Canon is making G1X on with 14.2 Mpix and 1,5 inch sensor, metal body and much more and sells this for 799 USD and Nikon is pretending that it is in its own world (I am NIKON) trying to sell V1with 1inch sensor - 10 Mpix (history for sure) and lens that is nothing impressive and size of Olympus for same focal rang in M4/3 for 800 USD.Probably they are not too serious but market is not place for jokes.Nikon should stop living in their own world.
I don't know who is lagging behind who, but IMHO the real credit for innovation goes to Fuji. It is too early to say, but for someone like me (who uses mostly ultra wide to normal lenses) Fuji X-PRO1 has the potential to replace my Nikon SLR.
T3: I feel like Nikon's choice to go with such a small sensor for their mirrorless system is akin to Olympus's choice to go with the small 4/3 sensor for their DSLR system. In the end, the choice of such a small sensor (relative to the competition) is what killed them-- or at least hindered their popularity.
I never liked Oly 4/3 slr's. The viewfinder was always too small form me (that's just another drawback of small sensor size).
CriticaI - maybe that is just me but I don't see how Nikon came up with that particular sensor size. I think m4/3 cameras are small enough, sony has managed to produce small APS-C cameras (with ridiculously large glass) and Canon has managed to squeeze something APSC into G1-x.
MikeNYC: wow, emotions are running high. But in my opinion dpreview has a point. This is not the camera everyone wished for. But to be fair, the nikon 1 system might get better with next generation of cameras and new lenses. As is , it looks like a perfectly decent p&s camera.
One thing though is hard to argue with, the small sensor size is always going to be a problem if you like shallow depth of field (and perhaps to a lesser degree high ISO performance). It is hard to argue with physics.
AnHunt- I agree but I would surprised if the high ISO part is still true for the next iteration of the olympus sensors.
pengch - that's certainly putting an optimistic way of looking at it.
But jokes aside, the only real advantage of smallish sensor (as far as I can see) is smallish optics. Nikon had to draw a line somewhere between compacts and dslrs and in my opinion they needed up too close to compacts. The price is another issue. Interchange lens compacts are pricy in general but I feel Nikon has taken it to the next level.
wow, emotions are running high. But in my opinion dpreview has a point. This is not the camera everyone wished for. But to be fair, the nikon 1 system might get better with next generation of cameras and new lenses. As is , it looks like a perfectly decent p&s camera.
Andrew Booth: Bottom line - these are fashion cameras, that don't offer the photographic control that anyone serious about picture taking would aspire to.
Let's look at depth of field of the lenses compared to full frame:
The Series 1 10mm f2.8 lens is equivalent to a 27mm f8 lens The series 1 10-30 f3.5-5.6 is equivalent to 27-81mm f10-f14

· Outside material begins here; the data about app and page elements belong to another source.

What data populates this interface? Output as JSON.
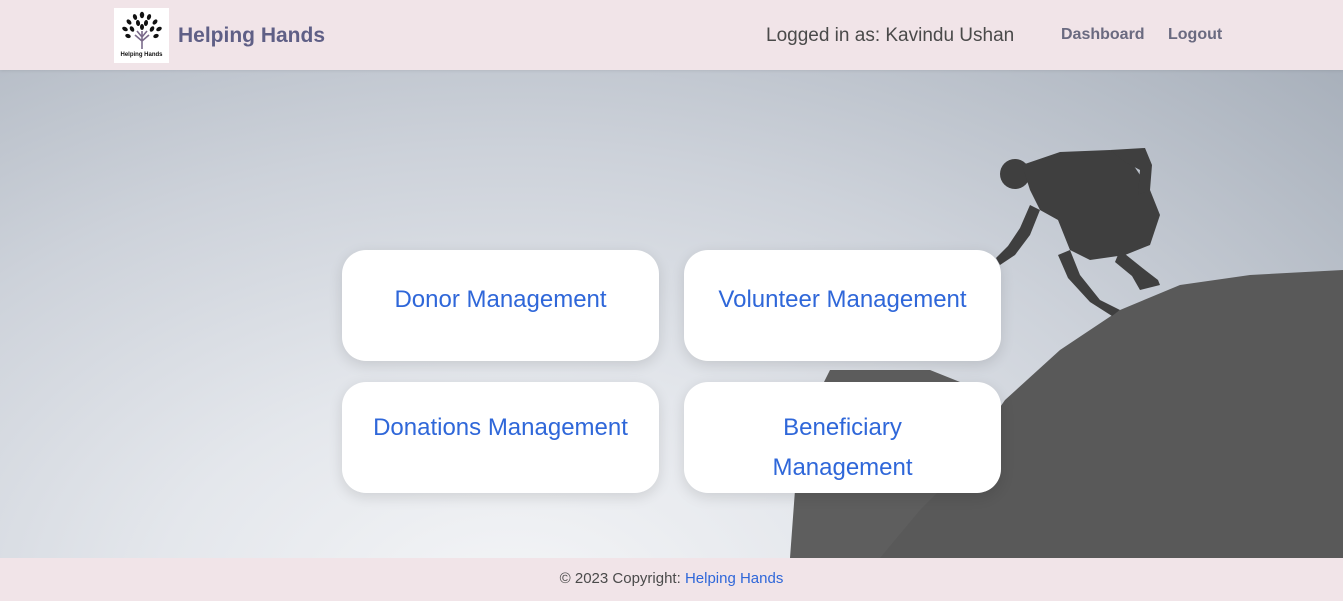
{
  "navbar": {
    "brand_name": "Helping Hands",
    "logo_text": "Helping Hands",
    "user_label": "Logged in as: Kavindu Ushan",
    "links": {
      "dashboard": "Dashboard",
      "logout": "Logout"
    }
  },
  "cards": [
    {
      "title": "Donor Management"
    },
    {
      "title": "Volunteer Management"
    },
    {
      "title": "Donations Management"
    },
    {
      "title": "Beneficiary Management"
    }
  ],
  "footer": {
    "copyright_text": "© 2023 Copyright: ",
    "link_text": "Helping Hands"
  },
  "colors": {
    "header_bg": "#f1e4e8",
    "brand": "#5f5f86",
    "card_text": "#2f67d9",
    "footer_link": "#2f67d9"
  }
}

This is a joke. 81mm f14? Try getting good background separation on your portraits with that!
And even if you use a fast full frame Nikkor via an adapter (say a 50 f1.8), you're still shooting at an equivalent of f5 due to the crop factor.

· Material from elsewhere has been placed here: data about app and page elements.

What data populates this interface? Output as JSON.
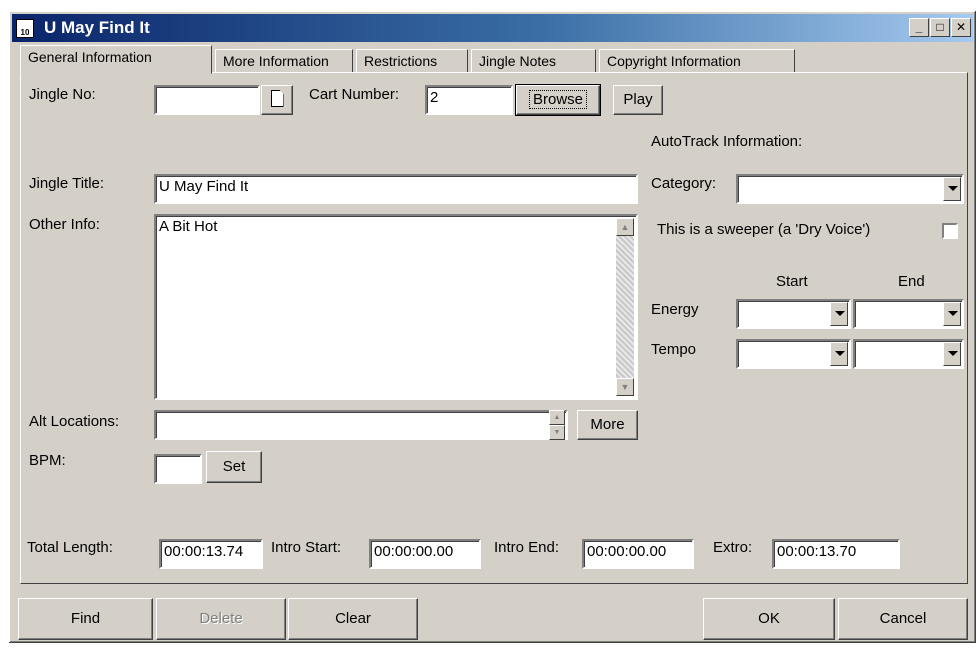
{
  "window": {
    "title": "U May Find It",
    "icon_text": "10",
    "buttons": {
      "minimize": "_",
      "maximize": "□",
      "close": "✕"
    }
  },
  "tabs": [
    {
      "label": "General Information"
    },
    {
      "label": "More Information"
    },
    {
      "label": "Restrictions"
    },
    {
      "label": "Jingle Notes"
    },
    {
      "label": "Copyright Information"
    }
  ],
  "form": {
    "jingle_no_label": "Jingle No:",
    "jingle_no_value": "",
    "cart_number_label": "Cart Number:",
    "cart_number_value": "2",
    "browse_label": "Browse",
    "play_label": "Play",
    "jingle_title_label": "Jingle Title:",
    "jingle_title_value": "U May Find It",
    "other_info_label": "Other Info:",
    "other_info_value": "A Bit Hot",
    "alt_locations_label": "Alt Locations:",
    "alt_locations_value": "",
    "more_label": "More",
    "bpm_label": "BPM:",
    "bpm_value": "",
    "set_label": "Set",
    "total_length_label": "Total Length:",
    "total_length_value": "00:00:13.74",
    "intro_start_label": "Intro Start:",
    "intro_start_value": "00:00:00.00",
    "intro_end_label": "Intro End:",
    "intro_end_value": "00:00:00.00",
    "extro_label": "Extro:",
    "extro_value": "00:00:13.70"
  },
  "autotrack": {
    "heading": "AutoTrack Information:",
    "category_label": "Category:",
    "category_value": "",
    "sweeper_label": "This is a sweeper (a 'Dry Voice')",
    "sweeper_checked": false,
    "start_label": "Start",
    "end_label": "End",
    "energy_label": "Energy",
    "tempo_label": "Tempo"
  },
  "footer": {
    "find_label": "Find",
    "delete_label": "Delete",
    "clear_label": "Clear",
    "ok_label": "OK",
    "cancel_label": "Cancel"
  }
}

Andrew is right. It doesn't matter what glass you put on it, you'll have to work pretty hard to get shallow depth of field.